## What is needed
Retype only the stretch of lines that starts with the line containing "Extract the structured" and ends with the last line of the records, both included, exactly.

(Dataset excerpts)
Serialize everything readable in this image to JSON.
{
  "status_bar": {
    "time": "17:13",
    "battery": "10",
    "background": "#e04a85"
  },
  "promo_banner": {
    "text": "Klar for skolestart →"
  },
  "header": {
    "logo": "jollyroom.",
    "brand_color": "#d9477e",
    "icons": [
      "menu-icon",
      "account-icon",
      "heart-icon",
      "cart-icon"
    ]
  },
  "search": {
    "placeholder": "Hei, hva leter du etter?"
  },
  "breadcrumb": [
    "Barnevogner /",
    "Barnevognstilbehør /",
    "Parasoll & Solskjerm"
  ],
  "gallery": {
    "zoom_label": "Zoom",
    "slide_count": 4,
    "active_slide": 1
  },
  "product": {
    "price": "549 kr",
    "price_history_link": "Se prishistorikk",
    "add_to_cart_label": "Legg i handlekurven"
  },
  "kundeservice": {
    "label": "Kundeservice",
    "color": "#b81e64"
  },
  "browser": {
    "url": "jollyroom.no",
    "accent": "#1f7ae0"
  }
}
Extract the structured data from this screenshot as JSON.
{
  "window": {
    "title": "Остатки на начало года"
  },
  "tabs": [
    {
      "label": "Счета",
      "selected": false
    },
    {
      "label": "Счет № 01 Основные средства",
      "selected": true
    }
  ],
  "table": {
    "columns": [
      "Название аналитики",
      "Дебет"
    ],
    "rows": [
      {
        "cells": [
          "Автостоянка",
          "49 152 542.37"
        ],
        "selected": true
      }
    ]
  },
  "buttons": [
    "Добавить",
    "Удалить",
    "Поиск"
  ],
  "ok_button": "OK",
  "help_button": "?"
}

## Written reply
Extract the structured data from this screenshot as JSON.
{
  "window": {
    "title": "Остатки на начало года"
  },
  "tabs": [
    {
      "label": "Счета",
      "selected": false
    },
    {
      "label": "Счет № 01 Основные средства",
      "selected": true
    }
  ],
  "table": {
    "columns": [
      "Название аналитики",
      "Дебет"
    ],
    "rows": [
      {
        "cells": [
          "Автостоянка",
          "49 152 542.37"
        ],
        "selected": true
      }
    ]
  },
  "buttons": [
    "Добавить",
    "Удалить",
    "Поиск"
  ],
  "ok_button": "OK",
  "help_button": "?"
}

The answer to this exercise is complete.